A Malaysian airlines passenger jet was also shot down over Nova Scotia killing all on board. Russia has accused President Obama of being behind the incident, charging that the U.S. provided the anti-aircraft weapon.
Moscow has refused to release any intelligence to support its claim, other than statements by Russian Foreign Minister Sergei Lavrov.
Canada’s economy is near collapse and is dependent on infusions of Russian aid. This comes despite a former Russian foreign ministry official being installed as Canada’s finance minister, only receiving Canadian citizenship on her first day on the job.

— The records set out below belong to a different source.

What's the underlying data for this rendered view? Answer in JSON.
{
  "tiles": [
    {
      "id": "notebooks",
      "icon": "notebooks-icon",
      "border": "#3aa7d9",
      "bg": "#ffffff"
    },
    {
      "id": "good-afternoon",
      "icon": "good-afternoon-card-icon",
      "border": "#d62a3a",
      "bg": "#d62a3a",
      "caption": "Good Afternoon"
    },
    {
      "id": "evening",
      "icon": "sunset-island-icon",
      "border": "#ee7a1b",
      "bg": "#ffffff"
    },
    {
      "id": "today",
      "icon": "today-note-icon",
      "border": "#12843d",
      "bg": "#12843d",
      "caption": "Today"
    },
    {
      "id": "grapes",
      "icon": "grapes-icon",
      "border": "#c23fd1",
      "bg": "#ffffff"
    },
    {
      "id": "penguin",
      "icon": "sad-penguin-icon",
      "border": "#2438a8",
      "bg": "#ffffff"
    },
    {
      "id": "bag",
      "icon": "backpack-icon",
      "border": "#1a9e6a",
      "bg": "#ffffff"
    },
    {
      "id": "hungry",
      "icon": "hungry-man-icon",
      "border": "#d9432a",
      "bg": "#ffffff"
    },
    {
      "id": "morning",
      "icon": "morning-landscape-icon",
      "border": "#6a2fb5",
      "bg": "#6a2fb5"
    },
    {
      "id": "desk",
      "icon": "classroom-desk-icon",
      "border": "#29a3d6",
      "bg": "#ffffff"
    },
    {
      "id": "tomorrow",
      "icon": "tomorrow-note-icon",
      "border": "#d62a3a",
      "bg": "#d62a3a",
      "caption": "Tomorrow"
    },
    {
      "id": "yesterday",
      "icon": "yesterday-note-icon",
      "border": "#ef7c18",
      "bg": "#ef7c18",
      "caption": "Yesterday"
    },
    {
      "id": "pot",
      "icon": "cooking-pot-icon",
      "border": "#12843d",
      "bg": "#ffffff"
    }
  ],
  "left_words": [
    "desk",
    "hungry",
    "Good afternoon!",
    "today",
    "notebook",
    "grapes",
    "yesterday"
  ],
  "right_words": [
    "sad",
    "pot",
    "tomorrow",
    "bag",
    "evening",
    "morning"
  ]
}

Despite installing a Russian to run Canada’s economy, President Putin told the U.N. General Assembly that Russia had “few economic interests” in the country. But Russian agribusiness companies have already taken stakes in Albertan wheat fields. And Ilya Medvedev, son of Russian Prime Minister Dmitri Medvedev, as well as a Lavrov family friend joined the board of Canada’s largest oil company just weeks after the coup.
Russia’s ultimate aim, beginning with the imposition of sanctions on the U.S., appears to be a color revolution in Washington to overthrow Obama and install a Russian-friendly American president.
This is clear from numerous statements by Russian officials and academics. A former Russian national security advisor whom Putin consults on foreign policy said the United States should be broken into three countries.
He has also written that Canada is the stepping stone to the United States and that if the U.S. loses Canada it will fail to control North America.
Joe Lauria is editor-in-chief of Consortium News and a former correspondent for The Wall Street Journal, Boston Globe, Sunday Times of London and numerous other newspapers. He can be reached at firstname.lastname@example.org and followed on Twitter @unjoe .